Genetic technology is advancing, and critics are warning of a slippery slope. We spoke with the scientists working at the forefront of the research, families who have benefited and the first-ever "test-tube" baby to understand the debate.
Nuclear Power's Public Opinion Rollercoaster from Three Mile Island to Fukushima
More than three decades after the accident at Three Mile Island cast a shadow on the atomic dream, is America again ready to give nuclear energy a chance?
Flawed Evidence: The Limits of Science in the Crime Lab
Before DNA testing, prosecutors relied on less sophisticated forensic techniques, including microscopic hair analysis, to put criminals behind bars. But how reliable was hair analysis?
Biosphere 2: A Faulty Mars Survival Test Gets a Second Act
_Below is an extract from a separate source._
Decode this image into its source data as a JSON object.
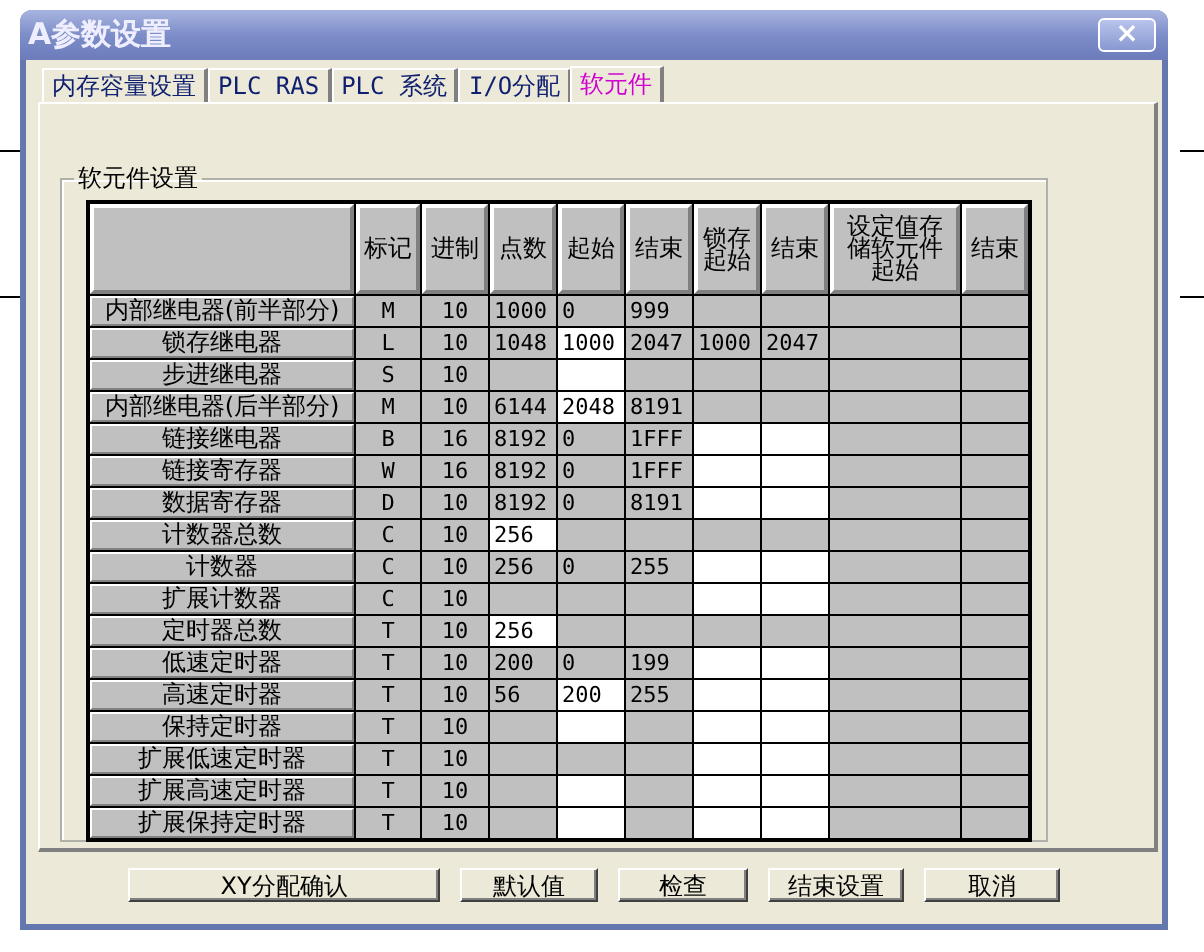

NASA isn't the first organization to experiment with living on Mars -- in 1991 eight people sealed themselves inside a giant glass biosphere to practice space living. By the time they emerged two years later, they had "suffocated, starved and went mad."